*TASK DESCRIPTION*: Lines holding the word "different" are the ones to copy from the data below.

Saved entries:
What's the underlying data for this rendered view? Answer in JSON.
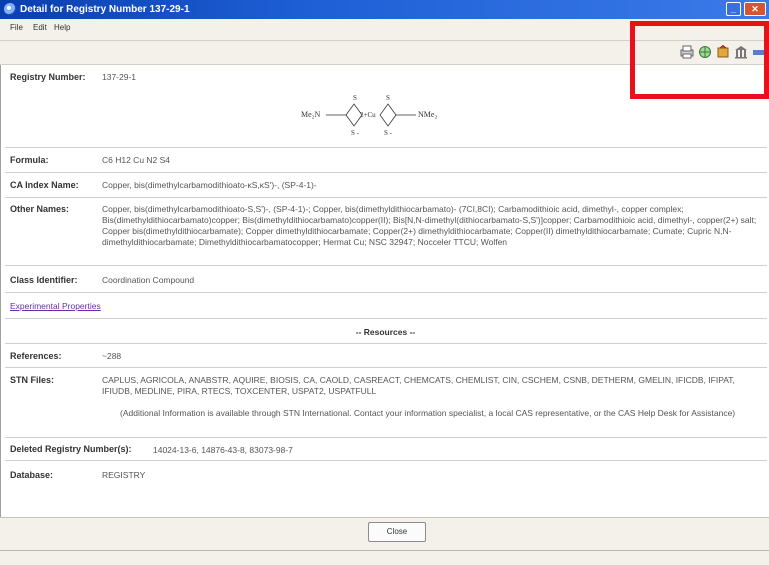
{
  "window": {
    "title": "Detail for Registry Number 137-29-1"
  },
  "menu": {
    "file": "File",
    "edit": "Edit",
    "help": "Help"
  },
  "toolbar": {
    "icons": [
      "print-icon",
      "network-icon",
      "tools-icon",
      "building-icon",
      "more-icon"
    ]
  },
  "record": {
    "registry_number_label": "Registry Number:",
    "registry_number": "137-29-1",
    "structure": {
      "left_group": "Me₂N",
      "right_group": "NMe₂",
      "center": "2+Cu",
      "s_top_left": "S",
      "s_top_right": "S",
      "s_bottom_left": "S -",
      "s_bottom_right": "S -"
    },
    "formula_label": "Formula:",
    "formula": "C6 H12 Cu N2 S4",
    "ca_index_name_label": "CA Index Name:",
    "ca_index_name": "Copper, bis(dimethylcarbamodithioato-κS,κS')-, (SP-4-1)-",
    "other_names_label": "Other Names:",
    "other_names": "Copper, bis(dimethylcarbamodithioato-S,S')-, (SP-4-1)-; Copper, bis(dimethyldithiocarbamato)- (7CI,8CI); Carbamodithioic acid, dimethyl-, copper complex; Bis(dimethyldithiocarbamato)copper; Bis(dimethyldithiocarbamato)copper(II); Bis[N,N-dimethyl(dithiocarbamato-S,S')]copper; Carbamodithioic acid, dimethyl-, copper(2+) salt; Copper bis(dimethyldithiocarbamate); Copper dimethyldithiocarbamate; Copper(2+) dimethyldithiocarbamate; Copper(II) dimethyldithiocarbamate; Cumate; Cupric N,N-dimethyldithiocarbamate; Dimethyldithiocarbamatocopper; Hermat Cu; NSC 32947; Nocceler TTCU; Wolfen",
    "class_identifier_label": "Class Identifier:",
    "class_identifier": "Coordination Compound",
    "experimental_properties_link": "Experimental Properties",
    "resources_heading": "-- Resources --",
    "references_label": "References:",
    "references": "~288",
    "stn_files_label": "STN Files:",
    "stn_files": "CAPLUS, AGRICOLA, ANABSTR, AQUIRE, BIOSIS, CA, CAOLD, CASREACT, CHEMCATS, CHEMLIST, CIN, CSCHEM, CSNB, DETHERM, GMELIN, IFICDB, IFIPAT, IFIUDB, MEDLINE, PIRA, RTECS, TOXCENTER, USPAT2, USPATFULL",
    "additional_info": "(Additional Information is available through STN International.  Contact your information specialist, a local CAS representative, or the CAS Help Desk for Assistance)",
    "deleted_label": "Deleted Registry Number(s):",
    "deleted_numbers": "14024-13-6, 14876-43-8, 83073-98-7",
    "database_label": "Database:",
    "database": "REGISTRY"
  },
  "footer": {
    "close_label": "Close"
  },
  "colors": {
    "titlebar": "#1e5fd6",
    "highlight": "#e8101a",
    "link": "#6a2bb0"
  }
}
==
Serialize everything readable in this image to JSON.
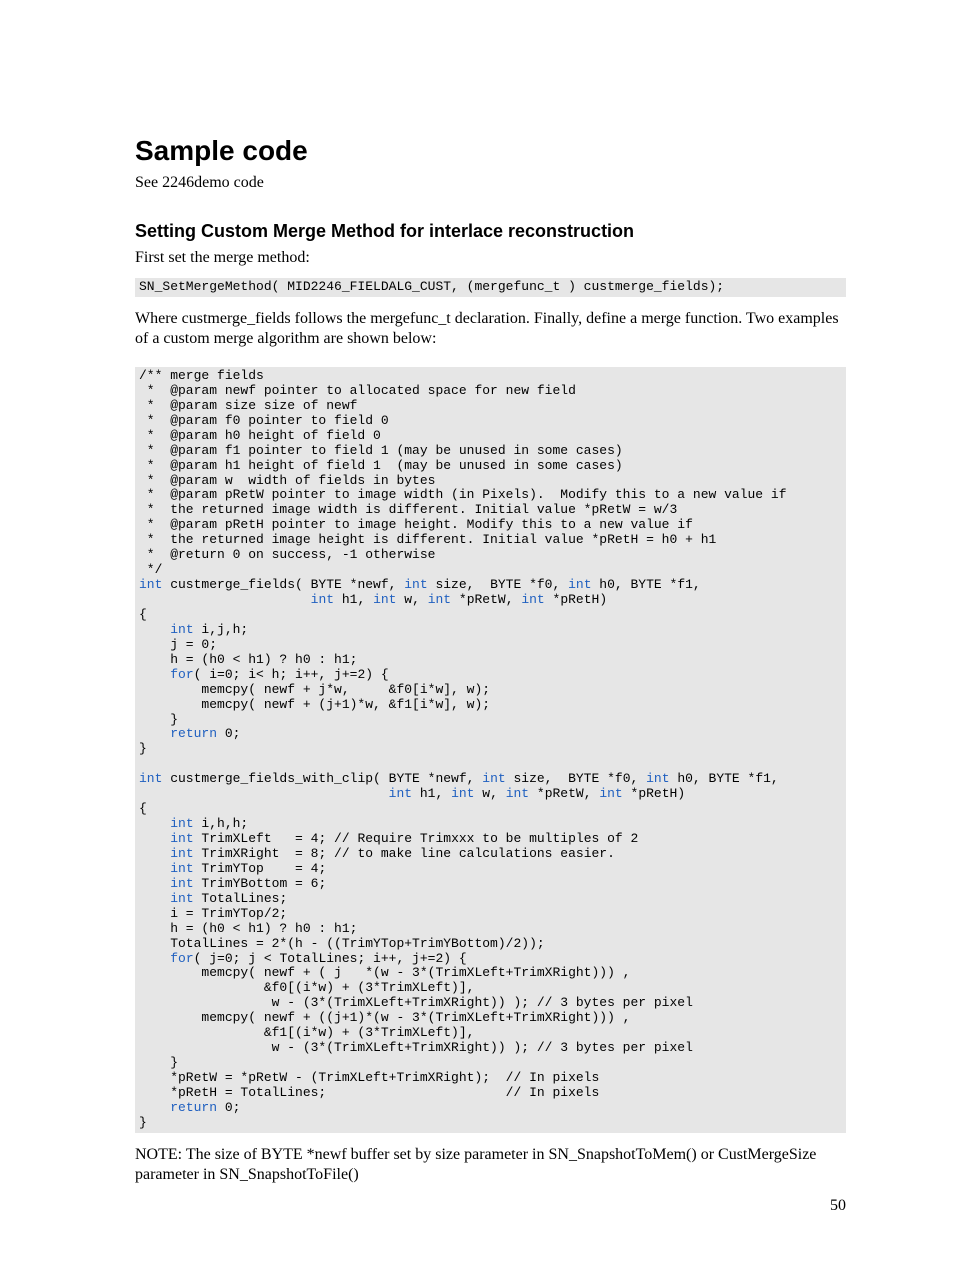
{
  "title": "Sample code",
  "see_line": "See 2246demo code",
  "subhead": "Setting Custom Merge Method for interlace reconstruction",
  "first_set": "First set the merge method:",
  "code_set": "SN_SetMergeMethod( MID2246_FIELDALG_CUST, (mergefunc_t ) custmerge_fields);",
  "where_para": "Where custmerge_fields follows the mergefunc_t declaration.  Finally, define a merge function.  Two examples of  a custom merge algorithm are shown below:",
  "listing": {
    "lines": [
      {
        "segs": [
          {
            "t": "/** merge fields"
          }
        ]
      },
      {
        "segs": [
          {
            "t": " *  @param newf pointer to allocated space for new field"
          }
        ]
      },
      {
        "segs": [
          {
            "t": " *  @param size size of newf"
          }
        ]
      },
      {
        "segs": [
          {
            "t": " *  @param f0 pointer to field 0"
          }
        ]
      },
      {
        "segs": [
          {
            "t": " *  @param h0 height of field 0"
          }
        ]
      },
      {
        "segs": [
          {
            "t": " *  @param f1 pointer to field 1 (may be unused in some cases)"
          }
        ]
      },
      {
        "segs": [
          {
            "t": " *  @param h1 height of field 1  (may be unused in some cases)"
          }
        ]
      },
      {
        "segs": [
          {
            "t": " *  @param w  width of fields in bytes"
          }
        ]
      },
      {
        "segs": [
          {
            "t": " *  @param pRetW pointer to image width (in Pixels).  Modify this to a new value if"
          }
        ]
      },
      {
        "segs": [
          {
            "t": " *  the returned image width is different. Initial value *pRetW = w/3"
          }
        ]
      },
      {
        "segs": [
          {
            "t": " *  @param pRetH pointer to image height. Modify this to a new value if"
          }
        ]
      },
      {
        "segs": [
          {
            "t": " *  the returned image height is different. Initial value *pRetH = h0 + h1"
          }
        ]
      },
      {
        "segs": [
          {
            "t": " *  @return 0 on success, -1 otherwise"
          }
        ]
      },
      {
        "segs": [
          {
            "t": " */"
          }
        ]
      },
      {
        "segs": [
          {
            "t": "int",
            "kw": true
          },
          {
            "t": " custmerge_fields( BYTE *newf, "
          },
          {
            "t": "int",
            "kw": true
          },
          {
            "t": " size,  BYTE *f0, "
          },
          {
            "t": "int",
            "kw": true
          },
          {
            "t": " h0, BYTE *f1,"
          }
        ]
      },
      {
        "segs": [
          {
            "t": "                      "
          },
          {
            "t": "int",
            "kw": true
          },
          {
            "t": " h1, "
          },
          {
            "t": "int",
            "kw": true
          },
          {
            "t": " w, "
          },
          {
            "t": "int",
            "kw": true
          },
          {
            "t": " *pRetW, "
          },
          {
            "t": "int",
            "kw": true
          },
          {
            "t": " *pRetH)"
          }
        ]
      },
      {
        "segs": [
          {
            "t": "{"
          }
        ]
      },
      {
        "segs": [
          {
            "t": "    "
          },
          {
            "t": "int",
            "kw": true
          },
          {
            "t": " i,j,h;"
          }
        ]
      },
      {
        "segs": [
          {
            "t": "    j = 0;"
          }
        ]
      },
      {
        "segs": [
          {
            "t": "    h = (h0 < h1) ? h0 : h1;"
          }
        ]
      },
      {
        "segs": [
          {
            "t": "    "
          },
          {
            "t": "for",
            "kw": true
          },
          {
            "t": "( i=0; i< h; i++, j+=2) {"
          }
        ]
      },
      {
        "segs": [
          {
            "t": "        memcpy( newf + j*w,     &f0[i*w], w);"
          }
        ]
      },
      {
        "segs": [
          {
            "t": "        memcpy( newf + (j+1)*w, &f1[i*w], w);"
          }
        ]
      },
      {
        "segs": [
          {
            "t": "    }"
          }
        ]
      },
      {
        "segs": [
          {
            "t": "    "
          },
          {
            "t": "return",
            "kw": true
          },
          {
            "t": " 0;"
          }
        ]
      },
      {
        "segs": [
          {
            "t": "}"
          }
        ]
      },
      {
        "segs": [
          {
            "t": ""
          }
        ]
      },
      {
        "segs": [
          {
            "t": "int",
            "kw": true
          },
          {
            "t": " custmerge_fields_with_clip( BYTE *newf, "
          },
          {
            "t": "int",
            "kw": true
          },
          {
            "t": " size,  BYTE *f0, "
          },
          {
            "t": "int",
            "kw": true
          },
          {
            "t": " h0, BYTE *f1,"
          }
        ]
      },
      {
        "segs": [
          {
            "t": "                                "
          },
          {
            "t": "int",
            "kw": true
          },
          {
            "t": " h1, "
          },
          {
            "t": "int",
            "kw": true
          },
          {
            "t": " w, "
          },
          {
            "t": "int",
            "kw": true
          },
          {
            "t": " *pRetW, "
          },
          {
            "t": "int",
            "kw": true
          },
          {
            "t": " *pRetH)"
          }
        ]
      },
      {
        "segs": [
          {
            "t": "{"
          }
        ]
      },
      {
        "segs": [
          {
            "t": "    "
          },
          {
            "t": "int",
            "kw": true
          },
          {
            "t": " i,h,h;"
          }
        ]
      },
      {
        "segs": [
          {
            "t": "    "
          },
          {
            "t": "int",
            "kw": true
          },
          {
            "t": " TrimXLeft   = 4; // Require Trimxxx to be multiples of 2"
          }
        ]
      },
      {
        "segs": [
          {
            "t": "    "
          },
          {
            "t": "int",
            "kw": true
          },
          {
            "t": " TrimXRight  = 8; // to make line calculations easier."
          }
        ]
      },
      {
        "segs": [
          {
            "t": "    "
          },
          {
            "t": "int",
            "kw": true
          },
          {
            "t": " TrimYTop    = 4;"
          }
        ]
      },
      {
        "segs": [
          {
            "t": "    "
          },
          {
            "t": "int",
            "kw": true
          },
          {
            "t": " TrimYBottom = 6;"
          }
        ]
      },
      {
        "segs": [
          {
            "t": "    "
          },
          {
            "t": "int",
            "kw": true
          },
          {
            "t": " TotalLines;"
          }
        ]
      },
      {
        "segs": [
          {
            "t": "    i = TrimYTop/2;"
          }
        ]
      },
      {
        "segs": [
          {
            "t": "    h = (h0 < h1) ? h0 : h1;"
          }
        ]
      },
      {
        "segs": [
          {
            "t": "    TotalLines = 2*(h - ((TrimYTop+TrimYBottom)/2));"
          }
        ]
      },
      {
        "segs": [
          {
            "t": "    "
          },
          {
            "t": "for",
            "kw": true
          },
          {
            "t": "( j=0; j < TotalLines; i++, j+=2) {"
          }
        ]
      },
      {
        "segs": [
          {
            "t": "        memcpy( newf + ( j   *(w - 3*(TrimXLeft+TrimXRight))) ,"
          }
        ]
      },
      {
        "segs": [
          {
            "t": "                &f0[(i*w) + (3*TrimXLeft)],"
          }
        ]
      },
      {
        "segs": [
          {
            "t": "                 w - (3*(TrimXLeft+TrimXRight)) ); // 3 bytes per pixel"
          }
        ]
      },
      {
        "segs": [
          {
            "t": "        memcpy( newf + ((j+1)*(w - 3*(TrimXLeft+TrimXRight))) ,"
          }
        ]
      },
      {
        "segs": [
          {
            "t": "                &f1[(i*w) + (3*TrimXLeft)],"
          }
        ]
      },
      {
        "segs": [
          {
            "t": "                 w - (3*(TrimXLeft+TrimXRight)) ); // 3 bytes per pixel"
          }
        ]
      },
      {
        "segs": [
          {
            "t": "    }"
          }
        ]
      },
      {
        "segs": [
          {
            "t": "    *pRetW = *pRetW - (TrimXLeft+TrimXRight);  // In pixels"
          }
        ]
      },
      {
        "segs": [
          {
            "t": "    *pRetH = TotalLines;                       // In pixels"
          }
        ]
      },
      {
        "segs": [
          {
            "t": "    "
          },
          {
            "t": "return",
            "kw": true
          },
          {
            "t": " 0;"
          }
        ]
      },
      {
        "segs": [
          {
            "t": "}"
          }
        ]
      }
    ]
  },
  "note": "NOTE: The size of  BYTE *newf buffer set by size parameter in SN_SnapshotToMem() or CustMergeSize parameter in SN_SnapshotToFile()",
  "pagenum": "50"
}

*RESPONSE TO THIS EXERCISE*:
            "t": " *  the returned image width is different. Initial value *pRetW = w/3"
            "t": " *  the returned image height is different. Initial value *pRetH = h0 + h1"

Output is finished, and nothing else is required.